Given the full path, how to load Python module? Note that the file can be anywhere in the file system because it is a configuration option.
The advantage of adding a path to sys.path (by using imp) is that it simplifies operations when importing multiple modules from a single package. For example:
import sys # the mock-0.3.1 dir contains testcase.py, testutils.py & mock.py sys.path.append('/foo/bar/mock-0.3.1') from testcase import TestCase from testutils import RunTests from mock import Mock, sentinel, patch
You can use the pkgutil module (in particular walk_packages Method) to get the list of packages in the current directory. From there, using importlib to mechanically import the required modules is simple:
import pkgutil import importlib packages = pkgutil.walk_packages(path='.') for importer, name, is_package in packages: mod = importlib.import_module(name) # do whatever you want with module now, it's been imported!
In Linux, you can add symbolic links to the directory where python scripts are located.
ln -s /absolute/path/to/module/module.py /absolute/path/to/script/module.py
If you change the contents of / absolute/path/to/module/module.py, python creates / absolute/path/to/script/module.pyc and updates it.
Then include the following in mypython script.py
from module import *
I think the best way is to get it from official documents( 29.1. Import - access imp ort internals ):
import imp import sys def __import__(name, globals=None, locals=None, fromlist=None): # Fast path: see if the module has already been imported. try: return sys.modules[name] except KeyError: pass # If any of the following calls raises an exception, # there's a problem we can't handle -- let the caller handle it. fp, pathname, description = imp.find_module(name) try: return imp.load_module(name, fp, pathname, description) finally: # Since we may exit via an exception, close fp explicitly. if fp: fp.close()
This area of Python 3.4 seems hard to understand! However, some hacking was done using Chris Calloway's code, and I managed to make some work properly. This is the basic function.
def import_module_from_file(full_path_to_module): """ Import a module given the full path/filename of the .py file Python 3.4 """ module = None try: # Get module name and path from full path module_dir, module_file = os.path.split(full_path_to_module) module_name, module_ext = os.path.splitext(module_file) # Get module "spec" from filename spec = importlib.util.spec_from_file_location(module_name,full_path_to_module) module = spec.loader.load_module() except Exception as ec: # Simple error printing # Insert "sophisticated" stuff here print(ec) finally: return module

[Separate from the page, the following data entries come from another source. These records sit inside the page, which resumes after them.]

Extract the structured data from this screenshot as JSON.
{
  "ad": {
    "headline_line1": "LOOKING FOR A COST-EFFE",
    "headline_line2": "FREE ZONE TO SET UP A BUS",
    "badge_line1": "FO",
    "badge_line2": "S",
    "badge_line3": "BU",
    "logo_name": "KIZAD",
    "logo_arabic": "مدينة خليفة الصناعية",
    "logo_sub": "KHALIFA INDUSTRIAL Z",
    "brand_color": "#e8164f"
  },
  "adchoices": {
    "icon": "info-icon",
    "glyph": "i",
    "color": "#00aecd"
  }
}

This seems to use modules that are not recommended in Python 3.4. I don't pretend to understand why, but it seems to work in the program. I found that Chris's solution worked on the command line, but not inside the program.